According to Josh, the boxes are “well priced and packed out”, so if you’ve got an appetite for healthy eating and supporting local businesses, check them out!
The changing face of the workspace
Dan explains that while Yonder’s larger offices aren’t garnering much interest at the moment due to the pandemic, local businesses and freelancers are registering their interest in smaller self-contained workspaces.
“I’m just starting to separate some of the spaces to create some new single-person offices. Our workspace is versilitle: it’s designed in a way that makes it really easy to change things.”
Unsurprisingly, many of Yonder’s workspace members are also keen climbers. Hot-deskers are beginning to return and the workshop is currently full.
“In terms of the workshop, we appeal to makers who are commercially-focused. They don’t require supervising and they bring their own tools, as well as using what we have.”
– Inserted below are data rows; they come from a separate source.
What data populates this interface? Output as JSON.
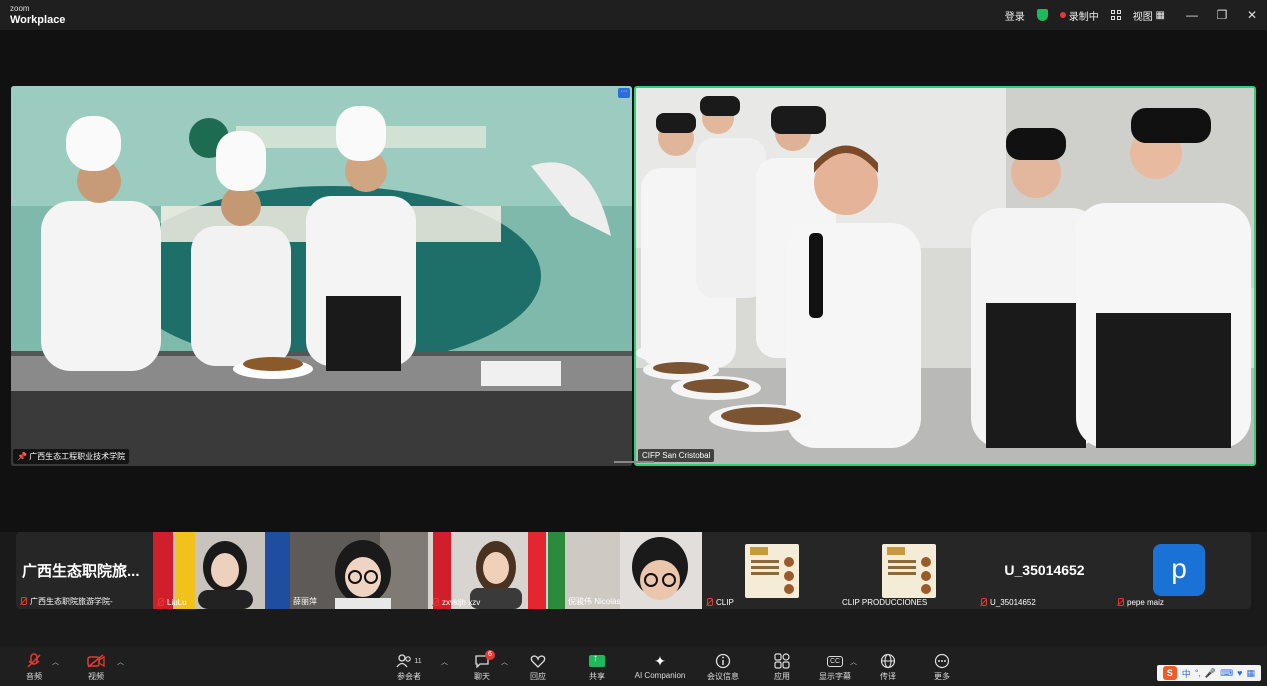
{
  "app": {
    "logo_small": "zoom",
    "logo_big": "Workplace"
  },
  "titlebar": {
    "signin": "登录",
    "recording": "录制中",
    "view": "视图"
  },
  "stage": {
    "videos": [
      {
        "name": "广西生态工程职业技术学院"
      },
      {
        "name": "CIFP San Cristobal"
      }
    ]
  },
  "gallery": [
    {
      "name": "广西生态职院旅游学院-",
      "display": "广西生态职院旅...",
      "muted": true
    },
    {
      "name": "LiuLu",
      "muted": true
    },
    {
      "name": "薛丽萍",
      "muted": false
    },
    {
      "name": "zxvkljh xzv",
      "muted": true
    },
    {
      "name": "倪骏伟 Nicolás",
      "muted": false
    },
    {
      "name": "CLIP",
      "muted": true
    },
    {
      "name": "CLIP PRODUCCIONES",
      "muted": false
    },
    {
      "name": "U_35014652",
      "display": "U_35014652",
      "muted": true
    },
    {
      "name": "pepe maiz",
      "avatar": "p",
      "muted": true
    }
  ],
  "toolbar": {
    "audio": "音频",
    "video": "视频",
    "participants": "参会者",
    "participants_count": "11",
    "chat": "聊天",
    "chat_badge": "6",
    "react": "回应",
    "share": "共享",
    "ai": "AI Companion",
    "info": "会议信息",
    "apps": "应用",
    "captions": "显示字幕",
    "translate": "传译",
    "more": "更多"
  },
  "ime": {
    "label": "中"
  },
  "colors": {
    "active_border": "#2fd07a",
    "muted": "#e53935",
    "share": "#1fb85c",
    "avatar": "#1a72d6"
  }
}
As you walk around Yonder, you’ll also discover local artists’ work lining the walls. Thomas Moore is one such artist. Here’s his 21st Century take on William Hogarth’s ‘Gin Lane’:
The amazingly detailed work of Thomas Moore (@tommoorehanddrawn).
The original ‘Gin Lane’ (a nightmare vision of a London street, drawn in 1751).
Collaborating with local artists
Josh explains that Yonder’s current marketing strategy centres on the concept of “togetherness”, and they’re actively seeking local creatives to collaborate with.
“From local bands to visual artists – there are so many contributors in the area who’ve been starved of a live audience, as well as people who’ve picked up new skills during lockdown, or taken the opportunity to refocus on old ones.”
“We’re considering hosting film screenings in our climbing area as well as Morning Gloryville events. Our existing setup will make it pretty easy to facilitate and it’s not much different from a workout, really.”
For those not in the know, Morning Gloryville is an immersive early morning dance event. Think energising music, captivating visual performances, massage, coffee and smoothies.
(And zero alcohol and drugs!)
A safe space for everyone
Yonder is also committed to making the space inclusive and safe for everyone.
“We’ve just started a running club and we’re putting posters up in the climbing centre that focus on exercising etiquette. We’ll also have a process in place so that if anyone feels like they’re being harassed in the building, they can report it easily,” says Josh.
Yonder is open until 10pm, so if someone’s in the area and, for example, they feel like they’re being followed, they are welcome to use Yonder as a safe space.
Yonder & Creative Works – what’s the deal?
Creative Works has teamed up with Yonder to offer the following discounts throughout May:
- 25% off for a Single Entry to the climbing wall (for those who want to give it a go)
- 25% off recurring memberships with a minimum of 3 months subscription (for committed climbers and enthusiasts)
- £20 off a 10-climb pack (for those who are keen but don’t want to commit)
* Off-peak times only, Monday-Friday, with admission between 9am to 4pm.
** If you want to climb outside of off-peak hours there’s a £4 charge on top.
- 20% of yoga sessions
- 10% off in Yonder’s on-site cafe
If you’re a Creative Works member, you can claim your discount when you book in-person or over the phone. Even if you’re not a CW member, we’d recommend giving climbing at Yonder a go!
It’s a safe environment and social distancing guidelines are in place.